Early Sunday morning on Dec. 18, I did what I often do – put my bike on the back of my car and set out for a rolling view of whatever Miami has to offer. Actually, on this crisp morning, I threw my son’s bike on the back too, drove down Old Cutler and dropped him off at his friend Jose’s house near the Green Market. Along the way, I weaved around other bikers – you know, the kind who seem to irritate people.
I’m not one of those bikers, those flashy, aggressive, flying mobs wrapped in spandex like the Blue Man group, chattering madly and getting madly fit. No, I’m in the other kind of bicycling mode, the ones who only tie you up on the last Friday of the month — or occasional weekends — in the bowels of the city. We go looking for camaraderie differently, in this case, with art as the goal.
Allapattah Station was the meeting point and, to my surprise, a crowd of nearly 150 impatiently waited for the next late arriving Metrorail – the weekend Metrorail never arrives on time – why even publish a schedule? In any case, we never leave on time either.

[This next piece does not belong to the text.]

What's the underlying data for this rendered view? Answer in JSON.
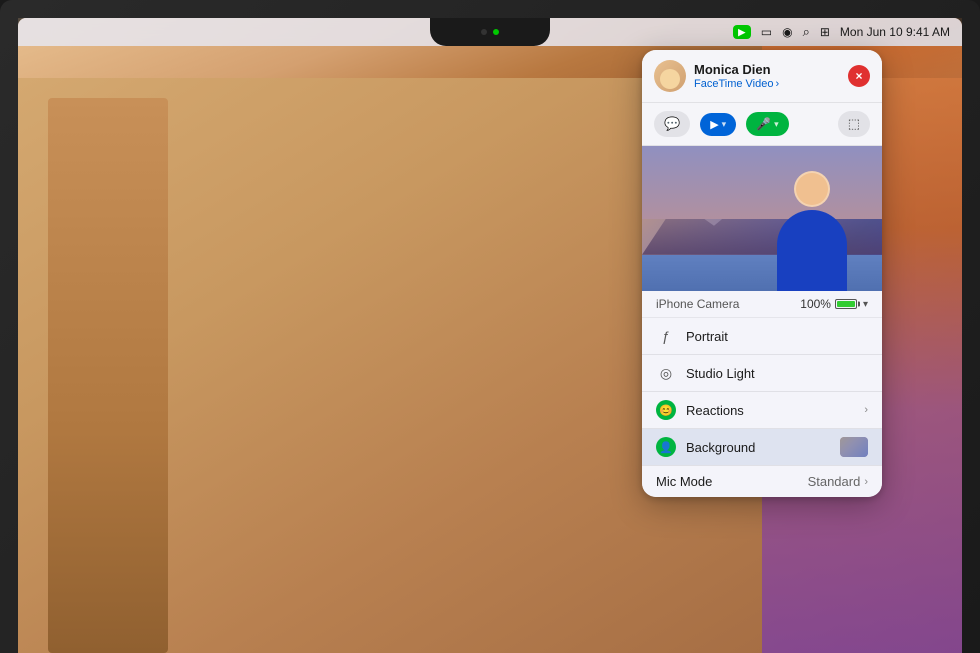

Today’s group is called Emerge, a loosely affiliated, happy-go-lucky crew of folks who meet Tuesday evenings in Little Haiti at Sweat Records to plan community activities like this out of the goodness of their hearts. Today’s excursion, the Graffiti Bike Tour.
Leaders Dario and Olga know a lot about who has painted what, where they come from, when they were commissioned, and what they’re up to these days. In some cases, they break out notes to insure they get it right. They know where everything that is fit to print has been painted – legally and illegally as it goes. We weave in and out of alleys, avoid the broken glass, throw our hands in the air and shake’em like we just don’t care for getting flat tires and everybody takes a heap of photos – often on the iPhone.
A group of French tourists somehow are on the tour and Dario keeps asking if anyone can translate into French. Of course, the French speak English better than any of the bike riders who aren’t Haitian can speak French, but everyone manages; we ride, we stop, we ride, we stop. We photograph and some listen intently.
We hear about Retna, Books Bischof of Primary Flight, Above, RISK, Shepard Fairey and the local Puerto Rican brothers like Trek6 who began painting in Wynwood when it was primarily a local Puerto Rican neighborhood. If you listen carefully, you can imagine Andy Warhol, Keith Haring and Basquiat nodding their heads. This could be the start of something new is rerunning in their heads.
It’s mostly legal and legit these days. Hundreds of legal pieces have been commissioned and during Basel on the cityside, Montana-Cans, the spray paint of choice for these artists, supposedly donated 8,000 cans of paint last year; few artists are getting paid. But a landscape has changed, people appreciate what they see, talk about it and participate in a scene which invites events such as this bike tour.
Carl Rachelson has a Masters Degree in Humanities and is an English teacher at Palmer Trinity School. He may be contacted via email at firstname.lastname@example.org.